Objective Parental nutrition and lifestyle impact the metabolic phenotype of the offspring. We have reported that grandpaternal chronic high-fat diet (HFD) transgenerationally impairs glucose metabolism in subsequent generations. Here we determined whether grandpaternal diet transgenerationally impacts the transcriptome and lipidome in skeletal muscle. Our aim was to identify tissue-specific pathways involved in transgenerational inheritance of environmental-induced phenotypes. Methods F0 male Sprague–Dawley rats were fed a HFD or chow for 12 weeks before breeding with chow-fed females to generate the F1 generation. F2 offspring were generated by mating F1 males fed a chow diet with an independent line of chow-fed females. F1 and F2 offspring were fed chow or HFD for 12 weeks. Transcriptomic and LC-MS lipidomic analyses were performed in extensor digitorum longus muscle from F2-females rats. Gene set enrichment analysis (GSEA) was performed to determine pathways reprogrammed by grandpaternal diet. Results GSEA revealed an enrichment of the unfolded protein response pathway in skeletal muscle of grand-offspring from HFD-fed grandfathers compared to grand-offspring of chow-fed males. Activation of the stress sensor (ATF6α), may be a pivotal point whereby this pathway is activated. Interestingly, skeletal muscle from F1-offspring was not affected in a similar manner. No major changes were observed in the skeletal muscle lipidome profile due to grandpaternal diet. Conclusions Grandpaternal HFD-induced obesity transgenerationally affected the skeletal muscle transcriptome. This finding further highlights the impact of parental exposure to environmental factors on offspring's development and health.
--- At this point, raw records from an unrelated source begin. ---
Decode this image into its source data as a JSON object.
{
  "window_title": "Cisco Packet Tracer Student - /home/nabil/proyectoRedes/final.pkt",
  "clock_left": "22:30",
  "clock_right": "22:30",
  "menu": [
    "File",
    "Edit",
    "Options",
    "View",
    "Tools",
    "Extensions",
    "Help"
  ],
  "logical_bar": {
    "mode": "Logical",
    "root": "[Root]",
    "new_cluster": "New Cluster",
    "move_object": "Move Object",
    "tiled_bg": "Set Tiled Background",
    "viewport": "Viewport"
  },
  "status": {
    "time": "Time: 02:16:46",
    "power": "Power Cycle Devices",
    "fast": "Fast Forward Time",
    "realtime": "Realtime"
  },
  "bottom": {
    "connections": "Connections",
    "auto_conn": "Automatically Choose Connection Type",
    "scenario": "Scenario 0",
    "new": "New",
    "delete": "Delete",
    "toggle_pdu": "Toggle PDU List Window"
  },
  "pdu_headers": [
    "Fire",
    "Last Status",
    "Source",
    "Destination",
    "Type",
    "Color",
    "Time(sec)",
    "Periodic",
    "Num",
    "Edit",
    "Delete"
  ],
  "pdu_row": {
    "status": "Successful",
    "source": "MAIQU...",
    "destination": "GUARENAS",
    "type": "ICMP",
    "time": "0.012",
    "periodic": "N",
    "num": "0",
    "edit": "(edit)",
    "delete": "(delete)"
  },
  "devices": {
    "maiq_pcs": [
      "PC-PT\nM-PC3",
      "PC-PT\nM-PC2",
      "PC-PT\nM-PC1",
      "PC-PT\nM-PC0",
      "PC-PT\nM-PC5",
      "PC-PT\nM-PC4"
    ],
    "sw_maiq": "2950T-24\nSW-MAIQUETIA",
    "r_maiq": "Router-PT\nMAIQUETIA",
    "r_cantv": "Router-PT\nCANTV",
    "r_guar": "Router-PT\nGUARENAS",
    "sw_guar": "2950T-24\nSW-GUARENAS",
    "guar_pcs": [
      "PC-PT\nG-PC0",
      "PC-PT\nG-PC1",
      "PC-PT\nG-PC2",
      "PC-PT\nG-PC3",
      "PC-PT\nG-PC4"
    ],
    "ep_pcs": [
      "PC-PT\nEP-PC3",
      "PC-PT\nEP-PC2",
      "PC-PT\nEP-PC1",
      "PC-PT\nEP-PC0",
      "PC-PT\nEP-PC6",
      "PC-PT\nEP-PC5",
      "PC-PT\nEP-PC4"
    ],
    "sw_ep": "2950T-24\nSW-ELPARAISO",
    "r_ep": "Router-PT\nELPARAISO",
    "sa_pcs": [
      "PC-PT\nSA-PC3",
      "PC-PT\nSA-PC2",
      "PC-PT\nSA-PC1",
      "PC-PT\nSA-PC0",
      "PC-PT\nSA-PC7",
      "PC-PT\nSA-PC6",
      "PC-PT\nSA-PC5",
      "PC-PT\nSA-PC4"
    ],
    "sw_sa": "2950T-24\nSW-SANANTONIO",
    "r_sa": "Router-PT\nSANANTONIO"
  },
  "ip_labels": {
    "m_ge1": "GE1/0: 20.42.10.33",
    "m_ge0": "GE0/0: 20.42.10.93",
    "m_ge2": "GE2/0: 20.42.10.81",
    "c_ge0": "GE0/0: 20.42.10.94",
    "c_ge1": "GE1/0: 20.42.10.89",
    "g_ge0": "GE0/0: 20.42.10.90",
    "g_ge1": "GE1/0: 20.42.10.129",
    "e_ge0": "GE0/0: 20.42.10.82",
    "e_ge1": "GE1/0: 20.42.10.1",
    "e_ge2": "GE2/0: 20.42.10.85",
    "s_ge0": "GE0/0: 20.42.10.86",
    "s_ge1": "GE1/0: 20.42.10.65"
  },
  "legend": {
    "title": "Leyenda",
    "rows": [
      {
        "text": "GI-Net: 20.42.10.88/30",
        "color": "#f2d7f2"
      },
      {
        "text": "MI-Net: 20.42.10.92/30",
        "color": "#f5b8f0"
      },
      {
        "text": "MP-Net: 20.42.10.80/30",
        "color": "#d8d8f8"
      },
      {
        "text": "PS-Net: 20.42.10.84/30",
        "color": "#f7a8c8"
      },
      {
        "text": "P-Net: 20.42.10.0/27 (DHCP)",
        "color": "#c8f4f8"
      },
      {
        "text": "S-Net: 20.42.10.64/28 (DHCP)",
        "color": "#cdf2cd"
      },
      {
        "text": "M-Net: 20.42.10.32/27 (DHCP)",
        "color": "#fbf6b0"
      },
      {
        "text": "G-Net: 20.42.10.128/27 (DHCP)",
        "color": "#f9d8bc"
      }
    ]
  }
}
Alm, P. S., de Castro Barbosa, T., Barrès, R., Krook, A., & Zierath, J. R. (2017). Grandpaternal-induced transgenerational dietary reprogramming of the unfolded protein response in skeletal muscle. Molecular Metabolism, 6(7), 621–630. https://doi.org/10.1016/j.molmet.2017.05.009